TASK DESCRIPTION: Entries follow. Return each line that contains the word "arrow".
--- START ---
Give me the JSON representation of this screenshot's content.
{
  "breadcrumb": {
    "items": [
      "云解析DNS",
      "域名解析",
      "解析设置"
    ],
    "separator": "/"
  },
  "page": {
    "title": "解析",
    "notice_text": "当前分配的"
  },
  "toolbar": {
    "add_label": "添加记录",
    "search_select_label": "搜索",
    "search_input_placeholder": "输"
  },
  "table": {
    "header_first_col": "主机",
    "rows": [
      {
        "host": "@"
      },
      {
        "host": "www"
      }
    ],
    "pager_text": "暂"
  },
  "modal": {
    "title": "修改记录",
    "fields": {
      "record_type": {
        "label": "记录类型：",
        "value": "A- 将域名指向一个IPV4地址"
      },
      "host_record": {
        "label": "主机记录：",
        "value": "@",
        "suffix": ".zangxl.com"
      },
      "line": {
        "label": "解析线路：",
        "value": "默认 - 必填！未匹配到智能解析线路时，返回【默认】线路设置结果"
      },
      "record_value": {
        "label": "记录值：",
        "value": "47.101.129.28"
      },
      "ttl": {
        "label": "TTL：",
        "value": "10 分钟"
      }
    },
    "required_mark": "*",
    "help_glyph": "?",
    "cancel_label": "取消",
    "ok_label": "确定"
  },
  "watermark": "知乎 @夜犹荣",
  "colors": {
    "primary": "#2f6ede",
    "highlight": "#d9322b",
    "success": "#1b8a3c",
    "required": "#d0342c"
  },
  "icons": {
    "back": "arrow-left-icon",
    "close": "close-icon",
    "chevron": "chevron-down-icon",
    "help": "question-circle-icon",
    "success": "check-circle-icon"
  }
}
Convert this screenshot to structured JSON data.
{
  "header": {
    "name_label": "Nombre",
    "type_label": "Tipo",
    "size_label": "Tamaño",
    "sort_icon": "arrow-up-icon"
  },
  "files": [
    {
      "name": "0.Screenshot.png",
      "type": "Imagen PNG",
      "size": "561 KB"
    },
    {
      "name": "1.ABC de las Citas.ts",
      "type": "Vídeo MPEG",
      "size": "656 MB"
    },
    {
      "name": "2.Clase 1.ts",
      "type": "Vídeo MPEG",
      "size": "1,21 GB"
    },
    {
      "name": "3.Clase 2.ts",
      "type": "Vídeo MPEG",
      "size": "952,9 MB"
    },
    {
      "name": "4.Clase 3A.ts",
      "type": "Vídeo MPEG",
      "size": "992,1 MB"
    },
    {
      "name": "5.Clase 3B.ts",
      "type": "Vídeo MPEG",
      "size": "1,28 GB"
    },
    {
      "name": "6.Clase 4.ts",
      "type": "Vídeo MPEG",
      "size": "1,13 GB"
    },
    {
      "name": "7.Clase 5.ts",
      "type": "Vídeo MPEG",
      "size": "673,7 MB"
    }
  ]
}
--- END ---
WRITTEN RESPONSE:
    "back": "arrow-left-icon",
    "sort_icon": "arrow-up-icon"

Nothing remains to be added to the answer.